→ **Exercise**:
This exercise asks for the entries to be repeated exactly, without their images.
Records shown Start Marker
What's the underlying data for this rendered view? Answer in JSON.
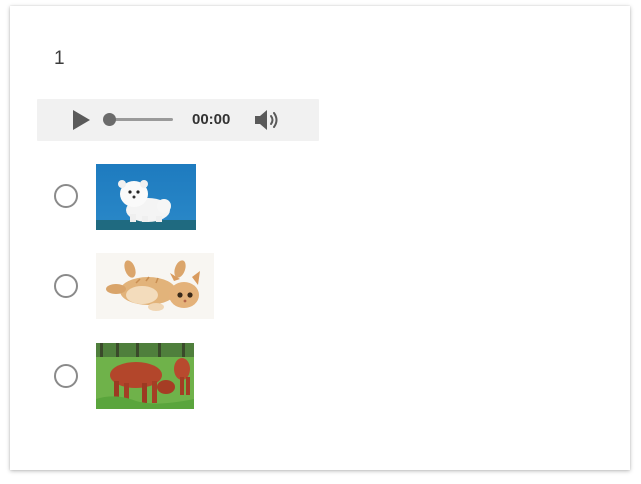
{
  "question": {
    "number": "1"
  },
  "audio_player": {
    "time": "00:00",
    "progress": 0,
    "play_icon": "play-icon",
    "volume_icon": "volume-icon"
  },
  "options": [
    {
      "image": "dog-picture"
    },
    {
      "image": "cat-picture"
    },
    {
      "image": "cow-picture"
    }
  ],
  "colors": {
    "player_background": "#f1f1f1",
    "radio_border": "#8a8a8a",
    "text": "#3c3c3c"
  }
}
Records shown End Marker
→ **Your response**:
What's the underlying data for this rendered view? Answer in JSON.
{
  "question": {
    "number": "1"
  },
  "audio_player": {
    "time": "00:00",
    "progress": 0,
    "play_icon": "play-icon",
    "volume_icon": "volume-icon"
  },
  "options": [
    {
      "image": "dog-picture"
    },
    {
      "image": "cat-picture"
    },
    {
      "image": "cow-picture"
    }
  ],
  "colors": {
    "player_background": "#f1f1f1",
    "radio_border": "#8a8a8a",
    "text": "#3c3c3c"
  }
}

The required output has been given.